_WHAT IS NEEDED_: From the entries below, list each line with "rules".

(Element data from apps and pages)
⁂

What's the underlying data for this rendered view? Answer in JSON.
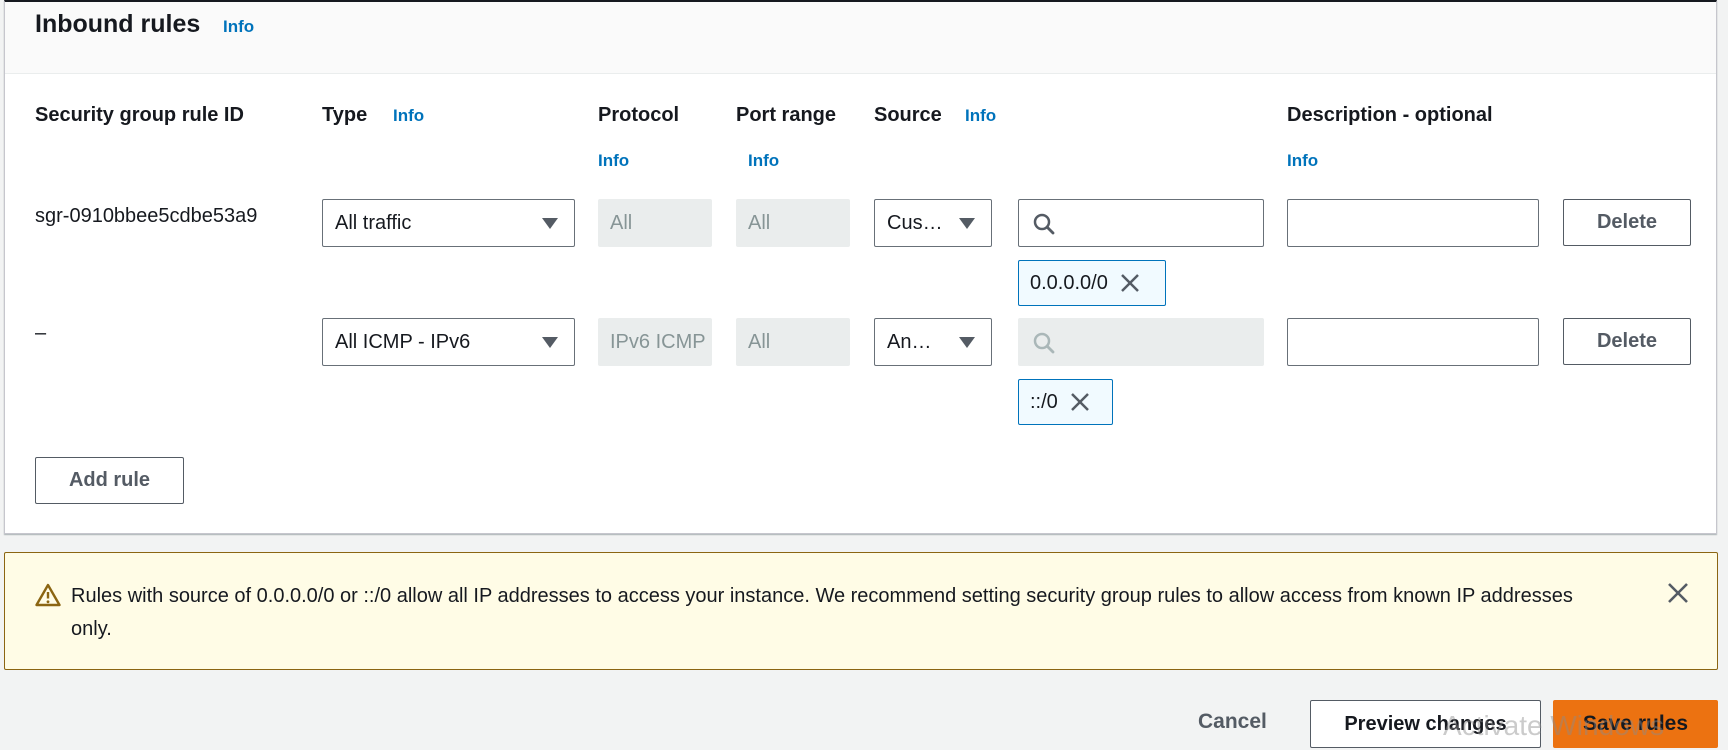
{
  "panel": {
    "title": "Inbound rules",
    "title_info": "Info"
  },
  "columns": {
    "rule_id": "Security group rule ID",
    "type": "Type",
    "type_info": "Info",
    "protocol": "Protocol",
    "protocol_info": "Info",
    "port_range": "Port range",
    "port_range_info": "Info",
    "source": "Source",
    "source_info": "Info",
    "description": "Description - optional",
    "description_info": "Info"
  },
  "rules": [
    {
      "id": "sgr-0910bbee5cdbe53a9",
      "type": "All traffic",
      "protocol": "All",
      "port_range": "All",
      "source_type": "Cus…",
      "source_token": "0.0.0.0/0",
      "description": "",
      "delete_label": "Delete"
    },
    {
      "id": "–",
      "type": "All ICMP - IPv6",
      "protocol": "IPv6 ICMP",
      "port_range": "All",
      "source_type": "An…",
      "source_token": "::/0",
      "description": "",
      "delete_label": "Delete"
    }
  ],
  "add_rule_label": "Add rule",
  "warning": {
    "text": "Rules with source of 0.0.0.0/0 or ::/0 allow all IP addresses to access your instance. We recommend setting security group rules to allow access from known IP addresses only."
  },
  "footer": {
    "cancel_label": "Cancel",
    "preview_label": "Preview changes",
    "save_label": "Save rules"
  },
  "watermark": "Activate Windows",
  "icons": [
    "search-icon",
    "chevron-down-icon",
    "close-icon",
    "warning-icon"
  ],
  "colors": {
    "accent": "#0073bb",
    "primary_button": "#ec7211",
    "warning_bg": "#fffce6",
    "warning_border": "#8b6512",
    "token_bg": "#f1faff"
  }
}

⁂

_YOUR SOLUTION_:
    "title": "Inbound rules",
  "rules": [
    "text": "Rules with source of 0.0.0.0/0 or ::/0 allow all IP addresses to access your instance. We recommend setting security group rules to allow access from known IP addresses only."
    "save_label": "Save rules"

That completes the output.